During the second procedure, done under general anesthesia, a small pulse generator pacemaker device is implanted under the skin near the upper chest. The leads that are connected to the electrodes within the brain are attached to the pacemaker, which is uniquely programmed for each patient to optimize signals to the brain. This is an outpatient procedure, so patients are able to go home the same day but will have some activities restricted for several weeks.

In the days following surgery, the neurosurgical team will adjust the amplitude of the pacemaker device to maximize the benefits to the patient, while minimizing any side effects. The device has a built-in, wireless antenna, so it also can be programmed and adjusted by the surgical team while the patient is at home. In addition, patients are given a remote control to turn their pacemaker device on or of, and sometimes to make minor adjustments to the amount of stimulation.

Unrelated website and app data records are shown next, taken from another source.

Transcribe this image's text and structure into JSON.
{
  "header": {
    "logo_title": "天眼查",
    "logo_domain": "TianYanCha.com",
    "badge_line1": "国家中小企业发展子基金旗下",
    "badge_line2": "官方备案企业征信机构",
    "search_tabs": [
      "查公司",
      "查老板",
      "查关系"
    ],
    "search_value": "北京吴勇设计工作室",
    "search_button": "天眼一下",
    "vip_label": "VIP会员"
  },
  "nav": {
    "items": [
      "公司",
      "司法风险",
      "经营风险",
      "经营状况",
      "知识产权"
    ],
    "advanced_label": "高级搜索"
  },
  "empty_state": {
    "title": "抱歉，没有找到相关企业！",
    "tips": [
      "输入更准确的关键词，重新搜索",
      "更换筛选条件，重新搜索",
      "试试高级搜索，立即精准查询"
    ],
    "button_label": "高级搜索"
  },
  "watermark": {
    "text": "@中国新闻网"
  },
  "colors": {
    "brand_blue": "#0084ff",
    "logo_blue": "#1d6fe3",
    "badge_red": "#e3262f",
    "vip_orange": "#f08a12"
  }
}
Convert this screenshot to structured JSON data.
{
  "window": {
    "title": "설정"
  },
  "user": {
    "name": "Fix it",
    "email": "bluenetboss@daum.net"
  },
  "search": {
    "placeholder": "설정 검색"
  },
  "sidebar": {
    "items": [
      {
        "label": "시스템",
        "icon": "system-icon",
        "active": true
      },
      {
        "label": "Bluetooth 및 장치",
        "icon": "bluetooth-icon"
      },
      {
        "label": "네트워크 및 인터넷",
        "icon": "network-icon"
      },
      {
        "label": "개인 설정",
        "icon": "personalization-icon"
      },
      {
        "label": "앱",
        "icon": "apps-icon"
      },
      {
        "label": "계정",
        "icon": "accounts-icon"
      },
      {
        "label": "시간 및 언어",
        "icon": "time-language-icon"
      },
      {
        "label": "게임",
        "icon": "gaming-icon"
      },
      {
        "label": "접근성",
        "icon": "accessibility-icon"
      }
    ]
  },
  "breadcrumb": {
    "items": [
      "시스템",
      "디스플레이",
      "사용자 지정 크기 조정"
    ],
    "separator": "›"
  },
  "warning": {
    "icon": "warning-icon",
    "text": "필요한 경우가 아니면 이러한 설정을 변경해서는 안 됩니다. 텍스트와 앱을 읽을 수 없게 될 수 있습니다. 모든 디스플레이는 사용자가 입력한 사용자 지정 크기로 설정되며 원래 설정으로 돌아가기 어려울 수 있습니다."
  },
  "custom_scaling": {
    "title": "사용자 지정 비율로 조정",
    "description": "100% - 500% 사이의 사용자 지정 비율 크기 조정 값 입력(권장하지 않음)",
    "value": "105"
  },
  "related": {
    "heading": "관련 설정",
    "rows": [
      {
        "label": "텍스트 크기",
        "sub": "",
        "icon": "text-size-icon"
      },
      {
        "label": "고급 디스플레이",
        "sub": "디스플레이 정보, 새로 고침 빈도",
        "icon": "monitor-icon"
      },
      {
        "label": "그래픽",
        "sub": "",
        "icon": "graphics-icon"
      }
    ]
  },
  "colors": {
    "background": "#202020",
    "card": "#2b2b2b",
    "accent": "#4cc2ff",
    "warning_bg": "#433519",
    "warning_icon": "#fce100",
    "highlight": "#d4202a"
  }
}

Who are good candidates for DBS?

Patients diagnosed with essential tremor, Parkinson’s disease, and dystonia, who are otherwise in good health, make good candidates for DBS. They must be able to actively engage with the surgical team during the procedure, so patients experiencing dementia are not viable candidates.

Ultimately, it is the decision of the patient if medication is no longer enough to manage their condition and they are ready to consider DBS.

What are the advantages of DBS and what impact does it have on a patient’s life?

While not a cure for conditions like essential tremor and Parkinson’s disease, DBS often has a lifechanging impact on managing the debilitating symptoms of these disorders. Many patients see immediate improvement in their severe tremors, allowing them to resume normal daily activities like eating, drinking, and writing that many individuals had no longer been able to do on their own.

Are there potential risks and side effects related to DBS?

All surgeries come with some risk, but, in general, DBS is regarded as a minimally invasive, low-risk procedure. The goal is to place the leads where the patient ideally experiences no side effects. Since the patient communicates with the surgical team throughout the DBS procedure, side effects are minimized or eliminated.

When the pacemaker stimulation device is turned off, the patient does not experience side effects. When on, potential side effects depend upon where the leads were implanted in the brain and may include:

  • Flashing lights or double vision
  • Difficulty with speech
  • Numbness or tingling
  • Difficulty with balance

The neurosurgical team will program the pacemaker device so that the patient is able to toggle between options to reduce any side effects. While DBS is highly successful, it is reversible if the patient is not able to tolerate potential side effects.

Why choose Coastal New Hampshire Neurosurgeons and Portsmouth Regional Hospital?

Portsmouth Regional Hospital is only one of two hospitals in all of New Hampshire offering DBS. Dr. Davies is board-certified and fellowship-trained in neurosurgery with specialized expertise in DBS. He is the only neurosurgeon offering DBS in Portsmouth and surrounding Seacoast Region, offering patients and their loved ones convenient access to an expert neurosurgeon. Since the procedure is performed in two parts and requires follow up visits, there are advantages to choosing DBS close to home.

To learn more or to schedule a consultation with Dr. Davies, call (603) 433-4666 or book an appointment online.